Fiber cement trim pieces are straighter than wood siding, so less time has to be spent bowing the trim in alignment. Fiber cement siding is much heavier than wood siding, but it is flexible, so carrying it on its edge rather than flat is recommended. And proper precautions should be taken when cutting fiber cement siding.
To prevent damage to the siding, avoid overdriving the fasteners. While coil nailers are faster, the drivers in the guns can be worn out faster. Setting the nail head below the surface decreases holding power. Also, corrosion-resistant roundhead nails are required. All fasteners should be driven into framing members. Most kinds of lap siding are bound at the top and bottom. When installing fiber cement siding over foam insulation board, as on an Insulating Concrete Form (ICF) house, exercise caution to ensure proper installation.

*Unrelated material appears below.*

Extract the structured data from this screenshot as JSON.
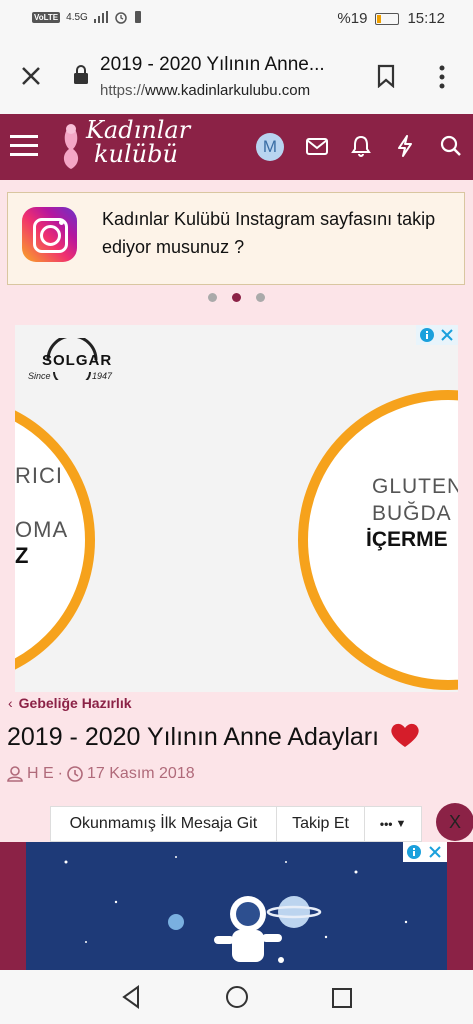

Fiber cement trim board is available in varying sizes, from 7/16 inch to one inch. Vinyl corner trims are also compatible with fiber cement siding. Manufacturers recommend joining fiber-cement lap siding over a stud. Make sure to leave a 1/8 inch gap between the siding and the edge of the wood casings and corner boards so the wood can move. There is no need to paint or seal end cuts.

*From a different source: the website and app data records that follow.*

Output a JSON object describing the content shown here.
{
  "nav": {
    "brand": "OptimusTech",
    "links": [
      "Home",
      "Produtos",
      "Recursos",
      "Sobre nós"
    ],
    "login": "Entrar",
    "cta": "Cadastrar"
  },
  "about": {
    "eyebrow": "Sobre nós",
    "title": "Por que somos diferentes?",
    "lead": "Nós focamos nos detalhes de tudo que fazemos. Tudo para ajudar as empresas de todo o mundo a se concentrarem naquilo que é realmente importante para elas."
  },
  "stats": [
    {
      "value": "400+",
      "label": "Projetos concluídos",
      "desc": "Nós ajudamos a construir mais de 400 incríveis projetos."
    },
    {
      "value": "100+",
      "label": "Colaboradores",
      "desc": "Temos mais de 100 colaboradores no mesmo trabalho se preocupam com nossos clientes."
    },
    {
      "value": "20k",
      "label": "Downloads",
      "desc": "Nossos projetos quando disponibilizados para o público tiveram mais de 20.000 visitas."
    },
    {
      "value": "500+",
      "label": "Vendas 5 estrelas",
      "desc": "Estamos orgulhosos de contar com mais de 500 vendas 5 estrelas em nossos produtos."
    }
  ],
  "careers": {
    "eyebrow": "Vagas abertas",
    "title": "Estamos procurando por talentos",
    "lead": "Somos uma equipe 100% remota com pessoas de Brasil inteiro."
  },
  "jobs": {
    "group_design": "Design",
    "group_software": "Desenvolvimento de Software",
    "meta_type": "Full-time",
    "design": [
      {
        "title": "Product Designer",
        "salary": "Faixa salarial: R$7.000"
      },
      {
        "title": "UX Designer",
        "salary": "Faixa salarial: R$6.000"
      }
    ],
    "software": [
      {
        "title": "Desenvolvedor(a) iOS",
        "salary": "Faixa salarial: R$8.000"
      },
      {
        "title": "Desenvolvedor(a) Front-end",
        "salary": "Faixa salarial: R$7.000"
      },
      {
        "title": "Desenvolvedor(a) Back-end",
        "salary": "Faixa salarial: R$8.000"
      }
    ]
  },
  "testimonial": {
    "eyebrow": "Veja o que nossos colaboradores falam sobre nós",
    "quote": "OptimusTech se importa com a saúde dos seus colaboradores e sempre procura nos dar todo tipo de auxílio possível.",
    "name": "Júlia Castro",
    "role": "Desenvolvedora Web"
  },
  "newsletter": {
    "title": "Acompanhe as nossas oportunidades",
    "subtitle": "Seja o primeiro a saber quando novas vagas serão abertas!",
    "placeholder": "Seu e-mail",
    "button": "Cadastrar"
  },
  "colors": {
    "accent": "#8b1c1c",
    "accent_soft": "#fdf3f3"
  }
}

Top row, L-R: Shingles, Smooth Beaded, Smooth
Bottom row, L-R: Vertical, Textured Beaded
Fiber cement siding holds paint exceptionally well, usually seven to 15 years. Some manufacturers offer siding as either pre-primed or raw (unpainted). If raw, siding should be thoroughly washed and allowed adequate time to dry before painting.
Dirt and mildew are liable to stick to flat paint. Satin topcoats have a higher chance of looking blotchy than flat ones, so make sure to do a good job on your priming. While oil-based primers are not recommended, oil-based topcoats are acceptable over latex primers. Siding should be painted within 90 days of installation. Always make sure to follow the manufacturer's specs.
Photos courtesy of CertainTeed and .